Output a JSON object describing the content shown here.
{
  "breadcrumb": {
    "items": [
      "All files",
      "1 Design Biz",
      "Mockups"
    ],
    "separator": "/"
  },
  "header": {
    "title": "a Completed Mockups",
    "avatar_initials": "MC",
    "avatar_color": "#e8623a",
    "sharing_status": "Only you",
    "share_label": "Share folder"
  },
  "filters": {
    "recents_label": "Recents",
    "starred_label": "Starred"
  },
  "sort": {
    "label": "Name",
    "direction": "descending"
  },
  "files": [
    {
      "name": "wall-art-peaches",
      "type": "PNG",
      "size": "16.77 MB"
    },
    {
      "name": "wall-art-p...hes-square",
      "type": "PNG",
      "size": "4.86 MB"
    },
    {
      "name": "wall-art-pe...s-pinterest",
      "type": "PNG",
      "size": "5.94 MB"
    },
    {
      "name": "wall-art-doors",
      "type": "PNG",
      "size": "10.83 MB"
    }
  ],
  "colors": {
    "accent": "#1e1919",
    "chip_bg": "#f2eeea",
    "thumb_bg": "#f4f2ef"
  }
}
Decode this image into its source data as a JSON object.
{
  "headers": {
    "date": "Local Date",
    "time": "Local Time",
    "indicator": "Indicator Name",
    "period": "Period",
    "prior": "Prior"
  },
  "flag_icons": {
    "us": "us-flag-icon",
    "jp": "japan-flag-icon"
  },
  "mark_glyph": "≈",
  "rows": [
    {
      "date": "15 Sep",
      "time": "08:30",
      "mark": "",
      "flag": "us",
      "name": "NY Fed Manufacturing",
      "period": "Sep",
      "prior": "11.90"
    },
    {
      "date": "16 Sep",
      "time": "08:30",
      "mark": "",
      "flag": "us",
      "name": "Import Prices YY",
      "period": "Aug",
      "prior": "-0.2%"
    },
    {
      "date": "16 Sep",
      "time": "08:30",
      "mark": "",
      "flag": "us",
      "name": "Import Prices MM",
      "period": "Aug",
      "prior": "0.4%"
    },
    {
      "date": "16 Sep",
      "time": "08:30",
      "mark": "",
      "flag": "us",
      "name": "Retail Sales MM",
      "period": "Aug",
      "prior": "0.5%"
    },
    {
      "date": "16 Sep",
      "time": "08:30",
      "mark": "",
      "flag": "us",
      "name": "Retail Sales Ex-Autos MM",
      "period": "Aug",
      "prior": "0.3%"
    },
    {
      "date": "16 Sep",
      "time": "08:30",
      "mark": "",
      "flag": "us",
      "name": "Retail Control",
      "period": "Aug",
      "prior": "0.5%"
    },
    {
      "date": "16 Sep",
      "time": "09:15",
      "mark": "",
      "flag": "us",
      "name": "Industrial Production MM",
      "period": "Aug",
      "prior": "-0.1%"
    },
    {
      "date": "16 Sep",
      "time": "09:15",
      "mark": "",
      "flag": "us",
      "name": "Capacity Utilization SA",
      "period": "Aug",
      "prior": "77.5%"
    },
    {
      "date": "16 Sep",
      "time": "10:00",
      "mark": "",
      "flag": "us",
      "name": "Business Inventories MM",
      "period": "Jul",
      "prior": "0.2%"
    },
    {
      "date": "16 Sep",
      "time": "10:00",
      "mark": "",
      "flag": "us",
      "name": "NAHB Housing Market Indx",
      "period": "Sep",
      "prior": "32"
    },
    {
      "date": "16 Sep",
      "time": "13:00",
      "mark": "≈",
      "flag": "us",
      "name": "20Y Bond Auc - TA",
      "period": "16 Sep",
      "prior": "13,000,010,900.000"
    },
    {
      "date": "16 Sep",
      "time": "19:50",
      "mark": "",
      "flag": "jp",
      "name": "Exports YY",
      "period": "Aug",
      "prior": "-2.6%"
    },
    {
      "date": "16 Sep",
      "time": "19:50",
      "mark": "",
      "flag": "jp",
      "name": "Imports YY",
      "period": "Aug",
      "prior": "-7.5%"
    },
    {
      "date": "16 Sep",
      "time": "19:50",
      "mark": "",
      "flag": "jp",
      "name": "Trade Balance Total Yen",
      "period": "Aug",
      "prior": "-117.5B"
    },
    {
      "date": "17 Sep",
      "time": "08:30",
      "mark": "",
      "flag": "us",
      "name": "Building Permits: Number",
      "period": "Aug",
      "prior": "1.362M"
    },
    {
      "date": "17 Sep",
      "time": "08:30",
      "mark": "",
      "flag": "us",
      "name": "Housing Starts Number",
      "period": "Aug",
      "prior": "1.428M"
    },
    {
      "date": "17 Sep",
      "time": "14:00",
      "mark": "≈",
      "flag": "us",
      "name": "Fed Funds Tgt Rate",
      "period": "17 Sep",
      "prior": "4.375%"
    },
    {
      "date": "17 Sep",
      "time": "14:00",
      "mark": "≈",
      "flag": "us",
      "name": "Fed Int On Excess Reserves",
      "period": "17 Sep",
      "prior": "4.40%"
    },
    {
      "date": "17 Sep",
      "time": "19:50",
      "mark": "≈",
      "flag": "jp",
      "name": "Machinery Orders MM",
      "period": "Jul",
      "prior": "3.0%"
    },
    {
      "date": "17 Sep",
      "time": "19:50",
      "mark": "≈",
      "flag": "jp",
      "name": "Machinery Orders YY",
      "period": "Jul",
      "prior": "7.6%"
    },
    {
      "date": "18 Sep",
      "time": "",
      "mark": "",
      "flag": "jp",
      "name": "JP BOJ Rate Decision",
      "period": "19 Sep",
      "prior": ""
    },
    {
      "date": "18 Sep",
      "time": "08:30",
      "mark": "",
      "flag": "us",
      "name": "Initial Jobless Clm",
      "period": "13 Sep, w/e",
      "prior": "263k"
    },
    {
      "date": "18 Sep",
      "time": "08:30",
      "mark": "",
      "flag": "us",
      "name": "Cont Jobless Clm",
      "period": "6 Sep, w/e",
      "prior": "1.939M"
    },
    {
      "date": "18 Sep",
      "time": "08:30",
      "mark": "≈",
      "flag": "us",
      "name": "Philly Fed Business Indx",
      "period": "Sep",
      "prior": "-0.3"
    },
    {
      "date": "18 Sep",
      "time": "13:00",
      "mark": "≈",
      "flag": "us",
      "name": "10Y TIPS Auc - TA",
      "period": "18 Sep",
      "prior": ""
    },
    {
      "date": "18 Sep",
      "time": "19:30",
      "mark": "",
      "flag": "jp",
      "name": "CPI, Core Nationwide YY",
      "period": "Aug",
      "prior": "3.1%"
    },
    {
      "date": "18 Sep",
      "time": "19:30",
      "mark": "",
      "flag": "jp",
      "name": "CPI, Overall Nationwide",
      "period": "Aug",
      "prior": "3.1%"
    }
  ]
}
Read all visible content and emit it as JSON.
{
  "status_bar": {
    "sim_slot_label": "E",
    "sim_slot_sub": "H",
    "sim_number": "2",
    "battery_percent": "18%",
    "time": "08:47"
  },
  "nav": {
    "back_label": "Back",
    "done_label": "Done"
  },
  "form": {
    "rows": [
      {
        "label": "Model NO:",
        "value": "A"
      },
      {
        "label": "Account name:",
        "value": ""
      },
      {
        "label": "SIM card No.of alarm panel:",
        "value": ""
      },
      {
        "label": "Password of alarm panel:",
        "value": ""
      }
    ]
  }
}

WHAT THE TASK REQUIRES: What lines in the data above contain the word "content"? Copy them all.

SOLUTION TO THIS PROBLEM:
Output a JSON object describing the content shown here.
Read all visible content and emit it as JSON.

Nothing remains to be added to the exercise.